The menu à la carte at Mirazur is built around the selection of one of the three concepts for starter, main course as well as dessert. For the appetisers:
- Chlorophyll / Vegetables from our garden
- Terra / The finest produce from our valleys
- Acqua / From sea or river
The Chlorophyll was “Salade d’Haricots” or long beans with cherries and pistachio vinaigrette. It was crisp and fresh, yet not memorable. Sure, it looked like a painting and I was hesitant to eat it at first so not to spoil the beauty on the plate. We also tried Acqua of Sea Bass carpaccio served with red fruits purèe, fresh almonds, raspberries, begonia flower, virgin olive oil, and lime. The quality of the fish was superb and the ingredients original, yet you must enjoy a lot raw fish with berries.
For the main courses at á la carte Mirazur:
From the sea or fresh water: Fish of the day or Assortment of shellfish or crustaceans
The fish of the day was a pink Sea Bream with courgette, onion bouillon, smoked monkfish with sage, stripes of cod, and spring onion flowers. Lots of different and quite exotic sounding edibles on the plate so it was a playful journey with my fork picking each ingredient individually as well as combining them together.
The shellfish of the day were the almost raw “Gamberoni” shrimps served simply over an onion bouillon. A true feast for seafood lovers. Nice. The San Remo prawns and shrimps are renown for their delicate texture and served often along the Riviera.
From the land:
“Meat” of the moment or “The forgotten and transformed bits“. The latter sounds like a philosophical verse rather than a meal, yet in modern gastronomy that is what stirs curiosity.
If you feel like finishing with dessert or picking from the local cheese selection sourced from the market in Menton and small artisanal producers in Sospel. I was not particularly impressed by the goat cheeses at Mirazur, the rest was quite good. The bread served with the cheese neither did stood up to the French standards.

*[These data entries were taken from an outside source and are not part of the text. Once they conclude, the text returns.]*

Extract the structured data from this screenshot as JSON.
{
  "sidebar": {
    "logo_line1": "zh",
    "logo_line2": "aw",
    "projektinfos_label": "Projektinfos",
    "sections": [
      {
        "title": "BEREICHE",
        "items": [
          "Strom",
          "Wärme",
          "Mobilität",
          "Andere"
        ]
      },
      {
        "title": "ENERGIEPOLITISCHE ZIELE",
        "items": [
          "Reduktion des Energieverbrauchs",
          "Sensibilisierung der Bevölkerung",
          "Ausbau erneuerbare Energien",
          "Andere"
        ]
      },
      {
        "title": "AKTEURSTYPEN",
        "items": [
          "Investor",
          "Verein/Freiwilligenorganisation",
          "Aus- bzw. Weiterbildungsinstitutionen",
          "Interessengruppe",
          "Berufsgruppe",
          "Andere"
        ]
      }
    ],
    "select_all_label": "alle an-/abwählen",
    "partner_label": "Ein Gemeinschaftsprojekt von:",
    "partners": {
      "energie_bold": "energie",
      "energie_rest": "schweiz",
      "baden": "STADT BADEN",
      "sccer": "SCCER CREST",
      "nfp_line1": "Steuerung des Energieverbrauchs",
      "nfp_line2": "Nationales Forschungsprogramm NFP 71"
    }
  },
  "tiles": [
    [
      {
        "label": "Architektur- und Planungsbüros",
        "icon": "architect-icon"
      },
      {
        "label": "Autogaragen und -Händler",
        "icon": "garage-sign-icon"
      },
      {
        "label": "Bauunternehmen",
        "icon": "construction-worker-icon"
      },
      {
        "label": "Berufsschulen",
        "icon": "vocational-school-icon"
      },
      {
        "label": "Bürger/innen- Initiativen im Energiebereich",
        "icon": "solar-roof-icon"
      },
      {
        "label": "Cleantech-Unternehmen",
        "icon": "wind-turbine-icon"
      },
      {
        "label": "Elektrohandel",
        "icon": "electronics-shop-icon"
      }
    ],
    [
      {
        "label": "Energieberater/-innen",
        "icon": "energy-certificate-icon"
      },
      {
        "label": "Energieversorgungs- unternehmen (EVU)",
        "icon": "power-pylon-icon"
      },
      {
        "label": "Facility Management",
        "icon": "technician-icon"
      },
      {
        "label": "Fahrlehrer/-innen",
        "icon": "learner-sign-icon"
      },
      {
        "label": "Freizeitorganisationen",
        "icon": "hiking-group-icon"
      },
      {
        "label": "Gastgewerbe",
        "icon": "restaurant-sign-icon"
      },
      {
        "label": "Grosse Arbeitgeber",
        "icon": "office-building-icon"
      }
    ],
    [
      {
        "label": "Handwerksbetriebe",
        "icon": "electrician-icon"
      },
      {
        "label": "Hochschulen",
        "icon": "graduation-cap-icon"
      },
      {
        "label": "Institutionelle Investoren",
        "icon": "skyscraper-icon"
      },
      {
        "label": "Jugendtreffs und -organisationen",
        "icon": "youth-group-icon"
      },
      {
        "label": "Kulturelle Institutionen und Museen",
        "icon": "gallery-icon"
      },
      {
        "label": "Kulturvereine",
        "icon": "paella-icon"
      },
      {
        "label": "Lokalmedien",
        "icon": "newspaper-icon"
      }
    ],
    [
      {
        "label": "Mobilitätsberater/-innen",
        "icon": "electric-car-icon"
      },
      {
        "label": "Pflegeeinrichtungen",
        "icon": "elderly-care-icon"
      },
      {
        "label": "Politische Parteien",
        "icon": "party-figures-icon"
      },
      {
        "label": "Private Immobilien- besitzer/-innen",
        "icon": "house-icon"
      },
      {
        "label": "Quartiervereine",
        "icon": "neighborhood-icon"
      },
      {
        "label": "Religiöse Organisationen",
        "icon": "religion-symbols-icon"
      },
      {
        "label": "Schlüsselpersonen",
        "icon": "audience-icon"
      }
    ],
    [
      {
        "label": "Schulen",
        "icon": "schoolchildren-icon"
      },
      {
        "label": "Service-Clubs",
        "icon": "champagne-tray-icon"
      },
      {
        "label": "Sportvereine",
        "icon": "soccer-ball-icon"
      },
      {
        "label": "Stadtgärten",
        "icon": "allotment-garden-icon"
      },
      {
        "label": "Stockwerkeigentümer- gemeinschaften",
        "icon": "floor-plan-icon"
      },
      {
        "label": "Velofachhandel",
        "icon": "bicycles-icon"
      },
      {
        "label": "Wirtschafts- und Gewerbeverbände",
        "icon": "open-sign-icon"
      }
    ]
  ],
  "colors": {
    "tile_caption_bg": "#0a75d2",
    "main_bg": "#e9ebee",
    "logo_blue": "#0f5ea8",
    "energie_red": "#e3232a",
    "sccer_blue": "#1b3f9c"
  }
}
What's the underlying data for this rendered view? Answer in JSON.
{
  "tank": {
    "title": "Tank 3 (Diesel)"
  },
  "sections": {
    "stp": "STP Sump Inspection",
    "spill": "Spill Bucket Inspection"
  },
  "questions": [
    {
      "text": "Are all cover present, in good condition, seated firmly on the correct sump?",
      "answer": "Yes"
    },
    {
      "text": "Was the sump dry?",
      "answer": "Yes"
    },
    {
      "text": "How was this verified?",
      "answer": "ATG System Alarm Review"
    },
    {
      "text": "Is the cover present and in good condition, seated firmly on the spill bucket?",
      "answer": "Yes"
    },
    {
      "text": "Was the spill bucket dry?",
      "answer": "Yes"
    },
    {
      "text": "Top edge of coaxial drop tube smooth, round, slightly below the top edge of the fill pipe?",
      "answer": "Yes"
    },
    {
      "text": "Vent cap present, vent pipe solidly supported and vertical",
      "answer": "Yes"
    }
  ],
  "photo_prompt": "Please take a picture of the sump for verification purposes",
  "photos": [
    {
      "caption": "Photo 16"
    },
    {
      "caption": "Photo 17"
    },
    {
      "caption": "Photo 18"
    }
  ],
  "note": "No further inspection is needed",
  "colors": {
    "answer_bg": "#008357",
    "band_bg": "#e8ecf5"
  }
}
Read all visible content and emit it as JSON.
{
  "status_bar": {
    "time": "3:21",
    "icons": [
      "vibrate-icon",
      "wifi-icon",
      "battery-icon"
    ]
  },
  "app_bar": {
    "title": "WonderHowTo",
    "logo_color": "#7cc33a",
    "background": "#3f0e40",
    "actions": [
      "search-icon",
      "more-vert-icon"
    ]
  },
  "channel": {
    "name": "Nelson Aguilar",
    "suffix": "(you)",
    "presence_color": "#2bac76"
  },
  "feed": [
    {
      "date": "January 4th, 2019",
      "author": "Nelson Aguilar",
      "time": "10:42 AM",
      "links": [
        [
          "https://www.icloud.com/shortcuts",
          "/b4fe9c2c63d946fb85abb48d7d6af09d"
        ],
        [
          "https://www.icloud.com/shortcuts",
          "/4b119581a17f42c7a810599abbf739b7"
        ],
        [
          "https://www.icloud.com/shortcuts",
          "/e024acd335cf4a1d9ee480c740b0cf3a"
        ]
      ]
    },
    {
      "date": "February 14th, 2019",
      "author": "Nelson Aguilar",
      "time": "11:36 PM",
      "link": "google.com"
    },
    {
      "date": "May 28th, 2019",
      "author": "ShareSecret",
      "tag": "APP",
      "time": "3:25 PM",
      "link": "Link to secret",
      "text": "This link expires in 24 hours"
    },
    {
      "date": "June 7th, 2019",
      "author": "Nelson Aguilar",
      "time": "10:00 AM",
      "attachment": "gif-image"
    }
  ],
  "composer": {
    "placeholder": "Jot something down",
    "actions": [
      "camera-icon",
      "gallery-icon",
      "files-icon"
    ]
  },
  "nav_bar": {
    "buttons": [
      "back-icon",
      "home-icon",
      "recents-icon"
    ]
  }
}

To drink, wines from all over France, Italy, New Zealand and the chef’s native Argentina (Maison GRAFFIGNA). In summer, rosé is a great starter – a Corsican Faustine from Renucci Vignola was a bolder style than the fine Provençal classics. The selection of wines by the glass is extensive and well-priced (less than €10 per glass). The wine selection by the sommelier tends to be our favourite highlight of any meal at Mirazur.
On the restaurant’s website, there is always one featuring recipe elaborated for the adventurous home cooks.
Visits: June 2013 & 2016
Price: Three-course dinner menu for €85 or set price for starters €29, mains €39, desserts €19.
Wed-Sun: Lunch: 12:15–2:00 pm, Dinner: 7:15–10:00 pm
30 Avenue Aristide Briand, 06500 Menton, France
+33 4 92 41 86 86